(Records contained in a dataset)
::::::

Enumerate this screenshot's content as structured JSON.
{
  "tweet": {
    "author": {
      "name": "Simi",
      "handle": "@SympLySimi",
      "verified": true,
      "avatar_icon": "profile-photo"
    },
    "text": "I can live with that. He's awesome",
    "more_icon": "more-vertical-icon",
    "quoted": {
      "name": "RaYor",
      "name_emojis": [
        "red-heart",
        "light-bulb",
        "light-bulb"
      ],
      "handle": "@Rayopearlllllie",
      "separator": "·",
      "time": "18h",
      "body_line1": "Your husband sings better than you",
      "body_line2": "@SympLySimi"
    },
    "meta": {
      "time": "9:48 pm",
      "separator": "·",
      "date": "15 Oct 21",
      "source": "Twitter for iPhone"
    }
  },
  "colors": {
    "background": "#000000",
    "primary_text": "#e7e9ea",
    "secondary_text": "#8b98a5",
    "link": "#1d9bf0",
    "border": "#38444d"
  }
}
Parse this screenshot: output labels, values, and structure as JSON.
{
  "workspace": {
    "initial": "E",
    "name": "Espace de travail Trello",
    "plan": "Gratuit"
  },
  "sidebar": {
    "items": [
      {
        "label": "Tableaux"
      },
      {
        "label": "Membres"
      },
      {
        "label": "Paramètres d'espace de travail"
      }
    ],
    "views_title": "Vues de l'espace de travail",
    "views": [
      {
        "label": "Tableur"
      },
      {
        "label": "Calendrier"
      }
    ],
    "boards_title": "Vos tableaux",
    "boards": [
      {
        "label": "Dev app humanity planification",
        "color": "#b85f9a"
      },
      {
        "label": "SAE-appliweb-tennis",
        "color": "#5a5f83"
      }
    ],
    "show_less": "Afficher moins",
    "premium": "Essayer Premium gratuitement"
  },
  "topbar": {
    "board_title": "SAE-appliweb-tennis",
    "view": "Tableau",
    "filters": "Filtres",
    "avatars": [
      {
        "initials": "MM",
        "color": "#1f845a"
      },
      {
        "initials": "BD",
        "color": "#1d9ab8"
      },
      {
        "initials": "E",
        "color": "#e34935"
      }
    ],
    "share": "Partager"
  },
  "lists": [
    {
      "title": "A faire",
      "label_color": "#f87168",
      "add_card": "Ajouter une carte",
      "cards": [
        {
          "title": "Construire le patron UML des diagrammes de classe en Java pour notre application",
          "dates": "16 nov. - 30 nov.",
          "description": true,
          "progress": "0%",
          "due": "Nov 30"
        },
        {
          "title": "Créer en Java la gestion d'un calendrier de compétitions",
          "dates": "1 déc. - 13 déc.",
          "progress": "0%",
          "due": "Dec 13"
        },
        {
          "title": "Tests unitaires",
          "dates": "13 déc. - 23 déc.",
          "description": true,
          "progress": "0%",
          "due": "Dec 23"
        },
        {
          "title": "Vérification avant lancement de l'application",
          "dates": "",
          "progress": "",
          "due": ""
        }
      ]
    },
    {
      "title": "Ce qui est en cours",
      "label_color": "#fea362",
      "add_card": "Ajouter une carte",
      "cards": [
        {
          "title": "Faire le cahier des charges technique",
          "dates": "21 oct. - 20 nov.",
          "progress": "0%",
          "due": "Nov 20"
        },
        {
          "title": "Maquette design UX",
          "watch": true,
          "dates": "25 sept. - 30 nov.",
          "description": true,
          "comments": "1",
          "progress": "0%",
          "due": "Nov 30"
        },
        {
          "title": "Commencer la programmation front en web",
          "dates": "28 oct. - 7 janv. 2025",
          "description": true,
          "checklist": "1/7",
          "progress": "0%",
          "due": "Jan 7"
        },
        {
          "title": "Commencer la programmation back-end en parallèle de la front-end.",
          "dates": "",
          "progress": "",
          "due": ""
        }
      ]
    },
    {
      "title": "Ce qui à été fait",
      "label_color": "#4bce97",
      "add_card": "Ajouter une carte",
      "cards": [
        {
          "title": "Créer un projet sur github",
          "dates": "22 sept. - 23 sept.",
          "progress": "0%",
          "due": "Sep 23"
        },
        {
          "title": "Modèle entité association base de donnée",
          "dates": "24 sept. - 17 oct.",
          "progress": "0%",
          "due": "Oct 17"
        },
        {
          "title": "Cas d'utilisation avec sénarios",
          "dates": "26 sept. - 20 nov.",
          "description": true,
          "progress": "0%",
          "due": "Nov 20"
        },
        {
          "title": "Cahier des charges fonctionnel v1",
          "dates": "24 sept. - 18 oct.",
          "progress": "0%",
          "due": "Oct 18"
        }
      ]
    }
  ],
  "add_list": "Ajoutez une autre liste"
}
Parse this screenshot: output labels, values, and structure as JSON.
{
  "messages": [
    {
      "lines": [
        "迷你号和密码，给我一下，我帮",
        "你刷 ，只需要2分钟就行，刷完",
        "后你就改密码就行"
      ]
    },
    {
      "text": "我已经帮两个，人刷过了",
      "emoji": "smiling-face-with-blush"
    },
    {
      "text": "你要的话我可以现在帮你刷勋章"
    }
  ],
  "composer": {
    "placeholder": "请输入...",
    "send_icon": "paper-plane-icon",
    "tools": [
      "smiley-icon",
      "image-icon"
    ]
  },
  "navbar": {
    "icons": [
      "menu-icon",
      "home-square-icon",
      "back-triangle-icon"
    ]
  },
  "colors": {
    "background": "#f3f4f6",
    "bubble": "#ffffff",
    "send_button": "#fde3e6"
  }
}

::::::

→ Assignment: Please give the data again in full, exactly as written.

→ Answer area:
Enumerate this screenshot's content as structured JSON.
{
  "tweet": {
    "author": {
      "name": "Simi",
      "handle": "@SympLySimi",
      "verified": true,
      "avatar_icon": "profile-photo"
    },
    "text": "I can live with that. He's awesome",
    "more_icon": "more-vertical-icon",
    "quoted": {
      "name": "RaYor",
      "name_emojis": [
        "red-heart",
        "light-bulb",
        "light-bulb"
      ],
      "handle": "@Rayopearlllllie",
      "separator": "·",
      "time": "18h",
      "body_line1": "Your husband sings better than you",
      "body_line2": "@SympLySimi"
    },
    "meta": {
      "time": "9:48 pm",
      "separator": "·",
      "date": "15 Oct 21",
      "source": "Twitter for iPhone"
    }
  },
  "colors": {
    "background": "#000000",
    "primary_text": "#e7e9ea",
    "secondary_text": "#8b98a5",
    "link": "#1d9bf0",
    "border": "#38444d"
  }
}
Parse this screenshot: output labels, values, and structure as JSON.
{
  "workspace": {
    "initial": "E",
    "name": "Espace de travail Trello",
    "plan": "Gratuit"
  },
  "sidebar": {
    "items": [
      {
        "label": "Tableaux"
      },
      {
        "label": "Membres"
      },
      {
        "label": "Paramètres d'espace de travail"
      }
    ],
    "views_title": "Vues de l'espace de travail",
    "views": [
      {
        "label": "Tableur"
      },
      {
        "label": "Calendrier"
      }
    ],
    "boards_title": "Vos tableaux",
    "boards": [
      {
        "label": "Dev app humanity planification",
        "color": "#b85f9a"
      },
      {
        "label": "SAE-appliweb-tennis",
        "color": "#5a5f83"
      }
    ],
    "show_less": "Afficher moins",
    "premium": "Essayer Premium gratuitement"
  },
  "topbar": {
    "board_title": "SAE-appliweb-tennis",
    "view": "Tableau",
    "filters": "Filtres",
    "avatars": [
      {
        "initials": "MM",
        "color": "#1f845a"
      },
      {
        "initials": "BD",
        "color": "#1d9ab8"
      },
      {
        "initials": "E",
        "color": "#e34935"
      }
    ],
    "share": "Partager"
  },
  "lists": [
    {
      "title": "A faire",
      "label_color": "#f87168",
      "add_card": "Ajouter une carte",
      "cards": [
        {
          "title": "Construire le patron UML des diagrammes de classe en Java pour notre application",
          "dates": "16 nov. - 30 nov.",
          "description": true,
          "progress": "0%",
          "due": "Nov 30"
        },
        {
          "title": "Créer en Java la gestion d'un calendrier de compétitions",
          "dates": "1 déc. - 13 déc.",
          "progress": "0%",
          "due": "Dec 13"
        },
        {
          "title": "Tests unitaires",
          "dates": "13 déc. - 23 déc.",
          "description": true,
          "progress": "0%",
          "due": "Dec 23"
        },
        {
          "title": "Vérification avant lancement de l'application",
          "dates": "",
          "progress": "",
          "due": ""
        }
      ]
    },
    {
      "title": "Ce qui est en cours",
      "label_color": "#fea362",
      "add_card": "Ajouter une carte",
      "cards": [
        {
          "title": "Faire le cahier des charges technique",
          "dates": "21 oct. - 20 nov.",
          "progress": "0%",
          "due": "Nov 20"
        },
        {
          "title": "Maquette design UX",
          "watch": true,
          "dates": "25 sept. - 30 nov.",
          "description": true,
          "comments": "1",
          "progress": "0%",
          "due": "Nov 30"
        },
        {
          "title": "Commencer la programmation front en web",
          "dates": "28 oct. - 7 janv. 2025",
          "description": true,
          "checklist": "1/7",
          "progress": "0%",
          "due": "Jan 7"
        },
        {
          "title": "Commencer la programmation back-end en parallèle de la front-end.",
          "dates": "",
          "progress": "",
          "due": ""
        }
      ]
    },
    {
      "title": "Ce qui à été fait",
      "label_color": "#4bce97",
      "add_card": "Ajouter une carte",
      "cards": [
        {
          "title": "Créer un projet sur github",
          "dates": "22 sept. - 23 sept.",
          "progress": "0%",
          "due": "Sep 23"
        },
        {
          "title": "Modèle entité association base de donnée",
          "dates": "24 sept. - 17 oct.",
          "progress": "0%",
          "due": "Oct 17"
        },
        {
          "title": "Cas d'utilisation avec sénarios",
          "dates": "26 sept. - 20 nov.",
          "description": true,
          "progress": "0%",
          "due": "Nov 20"
        },
        {
          "title": "Cahier des charges fonctionnel v1",
          "dates": "24 sept. - 18 oct.",
          "progress": "0%",
          "due": "Oct 18"
        }
      ]
    }
  ],
  "add_list": "Ajoutez une autre liste"
}
Parse this screenshot: output labels, values, and structure as JSON.
{
  "messages": [
    {
      "lines": [
        "迷你号和密码，给我一下，我帮",
        "你刷 ，只需要2分钟就行，刷完",
        "后你就改密码就行"
      ]
    },
    {
      "text": "我已经帮两个，人刷过了",
      "emoji": "smiling-face-with-blush"
    },
    {
      "text": "你要的话我可以现在帮你刷勋章"
    }
  ],
  "composer": {
    "placeholder": "请输入...",
    "send_icon": "paper-plane-icon",
    "tools": [
      "smiley-icon",
      "image-icon"
    ]
  },
  "navbar": {
    "icons": [
      "menu-icon",
      "home-square-icon",
      "back-triangle-icon"
    ]
  },
  "colors": {
    "background": "#f3f4f6",
    "bubble": "#ffffff",
    "send_button": "#fde3e6"
  }
}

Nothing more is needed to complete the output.